All in all, City Under Siege is a live-action cartoon that would probably work better had it been animated. A further devolution to a graphic novel would have been even better, since the action, effects, and acting—the three least effective parts of the film—would then have been left to the readers' imaginations.
The 1.78:1/1080p high definition widescreen presentation is rather grainy, especially during dark scenes. Colors are somewhat faded and everything has a vague yellow tint, which is only emphasized when there is a clear source of light, such as sunlight coming through a window. Flashlights give off a solid yellow beam, like the ones you might see in an episode of Scooby-Doo, Where Are You! The 5.1 TrueHD audio is adequate, with moderately effective stereo effects, good ambient use of the surrounds (especially in the cave sequence), and small but present bass response from the subwoofer. While English subtitles are a tad large but easy to read, the English dubbing features weird voices, poor flap-matching, and some minor incongruities with the subtitles.
The only bonus features are a DVD copy, the film's trailer, and the aforementioned "making of" featurette, which is mildly engaging, especially when the actors discuss which super powers they would want.
The Rebuttal Witnesses
I must admit, I was quite amused by the slew of commercials in which Angel made Sunny take part. "The merciless razor that never misses its target," says Sunny, wearing a cowboy hat and cheesy false mustache. "It can root out all the opponents."
Also, as in Shaolin, the quietly confident Jacky Wu is the highlight of the film. Zhang and he have a nice chemistry that someone should make use of in a better film.
Finally, there's no question that City Under Siege gets better as it goes, simply because the first sequence, depicting secret World War II-era Japanese experiments, is so poorly done that the rest of the film feels positively brilliant in comparison.

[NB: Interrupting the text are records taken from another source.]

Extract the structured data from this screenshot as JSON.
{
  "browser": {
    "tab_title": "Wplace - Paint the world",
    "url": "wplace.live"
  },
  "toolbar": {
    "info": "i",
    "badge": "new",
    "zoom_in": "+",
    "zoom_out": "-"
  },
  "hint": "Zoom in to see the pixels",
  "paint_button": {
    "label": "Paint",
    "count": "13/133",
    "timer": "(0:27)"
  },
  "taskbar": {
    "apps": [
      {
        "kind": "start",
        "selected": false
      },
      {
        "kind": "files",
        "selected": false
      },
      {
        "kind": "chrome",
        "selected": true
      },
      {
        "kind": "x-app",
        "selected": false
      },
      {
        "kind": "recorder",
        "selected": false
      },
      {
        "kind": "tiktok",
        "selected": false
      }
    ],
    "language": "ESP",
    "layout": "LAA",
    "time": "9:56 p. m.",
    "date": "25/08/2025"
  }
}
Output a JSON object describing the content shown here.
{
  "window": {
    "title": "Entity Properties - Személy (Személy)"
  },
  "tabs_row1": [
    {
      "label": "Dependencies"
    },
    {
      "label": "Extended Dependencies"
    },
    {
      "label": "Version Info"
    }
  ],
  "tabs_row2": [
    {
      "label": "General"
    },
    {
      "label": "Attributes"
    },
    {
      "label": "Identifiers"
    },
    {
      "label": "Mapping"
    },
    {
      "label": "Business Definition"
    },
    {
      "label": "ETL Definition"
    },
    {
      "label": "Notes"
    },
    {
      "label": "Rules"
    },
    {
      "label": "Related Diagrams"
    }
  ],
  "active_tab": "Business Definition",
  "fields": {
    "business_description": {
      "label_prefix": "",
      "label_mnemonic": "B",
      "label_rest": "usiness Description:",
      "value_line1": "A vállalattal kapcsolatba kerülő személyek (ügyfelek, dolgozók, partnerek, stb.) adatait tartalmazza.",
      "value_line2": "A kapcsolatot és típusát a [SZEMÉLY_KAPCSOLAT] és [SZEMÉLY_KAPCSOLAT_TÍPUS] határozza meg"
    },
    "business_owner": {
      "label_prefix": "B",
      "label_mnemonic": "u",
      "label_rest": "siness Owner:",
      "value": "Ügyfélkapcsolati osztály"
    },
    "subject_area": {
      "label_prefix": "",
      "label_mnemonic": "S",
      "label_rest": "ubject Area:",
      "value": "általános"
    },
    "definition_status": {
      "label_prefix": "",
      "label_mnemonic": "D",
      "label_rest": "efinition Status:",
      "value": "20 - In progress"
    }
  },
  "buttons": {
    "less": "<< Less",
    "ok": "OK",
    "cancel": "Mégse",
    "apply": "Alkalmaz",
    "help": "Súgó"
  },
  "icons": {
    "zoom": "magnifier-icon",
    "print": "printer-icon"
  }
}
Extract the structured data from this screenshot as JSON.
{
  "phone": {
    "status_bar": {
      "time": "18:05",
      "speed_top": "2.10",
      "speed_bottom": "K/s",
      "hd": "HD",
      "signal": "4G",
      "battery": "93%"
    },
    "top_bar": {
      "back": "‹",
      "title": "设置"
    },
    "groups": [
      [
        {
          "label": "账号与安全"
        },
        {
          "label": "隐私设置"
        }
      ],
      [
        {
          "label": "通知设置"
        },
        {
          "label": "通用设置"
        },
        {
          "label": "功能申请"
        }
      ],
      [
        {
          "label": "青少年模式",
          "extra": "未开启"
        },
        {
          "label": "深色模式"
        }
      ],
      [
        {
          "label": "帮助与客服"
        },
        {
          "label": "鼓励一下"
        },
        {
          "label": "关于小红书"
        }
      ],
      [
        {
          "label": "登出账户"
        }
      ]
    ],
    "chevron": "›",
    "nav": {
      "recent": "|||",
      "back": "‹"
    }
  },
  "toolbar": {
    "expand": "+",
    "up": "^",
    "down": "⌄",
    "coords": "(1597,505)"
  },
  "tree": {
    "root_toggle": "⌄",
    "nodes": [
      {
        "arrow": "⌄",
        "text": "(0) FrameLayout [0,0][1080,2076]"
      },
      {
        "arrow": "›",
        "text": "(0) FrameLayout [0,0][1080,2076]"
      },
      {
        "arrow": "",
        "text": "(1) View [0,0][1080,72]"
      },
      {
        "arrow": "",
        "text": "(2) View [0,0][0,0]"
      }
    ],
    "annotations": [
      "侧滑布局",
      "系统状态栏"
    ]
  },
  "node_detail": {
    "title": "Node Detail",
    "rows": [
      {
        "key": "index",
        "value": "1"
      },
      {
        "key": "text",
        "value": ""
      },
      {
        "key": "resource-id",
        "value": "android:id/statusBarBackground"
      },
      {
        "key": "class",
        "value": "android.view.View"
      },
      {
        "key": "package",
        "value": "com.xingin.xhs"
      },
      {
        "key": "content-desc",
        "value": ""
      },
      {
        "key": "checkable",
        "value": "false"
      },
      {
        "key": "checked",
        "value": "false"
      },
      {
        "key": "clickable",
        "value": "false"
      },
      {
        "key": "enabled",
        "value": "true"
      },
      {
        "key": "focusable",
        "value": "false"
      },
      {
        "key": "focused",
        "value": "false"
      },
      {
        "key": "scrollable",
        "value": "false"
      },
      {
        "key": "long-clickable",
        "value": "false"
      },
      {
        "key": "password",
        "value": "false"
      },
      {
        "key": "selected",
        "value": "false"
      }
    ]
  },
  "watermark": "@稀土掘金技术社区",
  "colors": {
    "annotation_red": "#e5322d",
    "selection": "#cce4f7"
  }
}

Aided and abetted by really bad makeup, over-the-top acting, gratuitous slow motion shots, and a bizarre plot, City Under Siege seems designed for the sole purpose of jarring its viewers out of the flow of the story as much as possible. There are hints of a much better film, but it never materializes.
Give us your feedback!
What's "fair"? Whether positive or negative, our reviews should be unbiased, informative, and critique the material on its own merits.
Scales of Justice
Review content copyright © 2011 Josh Rode; Site design and review layout copyright © 2015 Verdict Partners LLC. All rights reserved.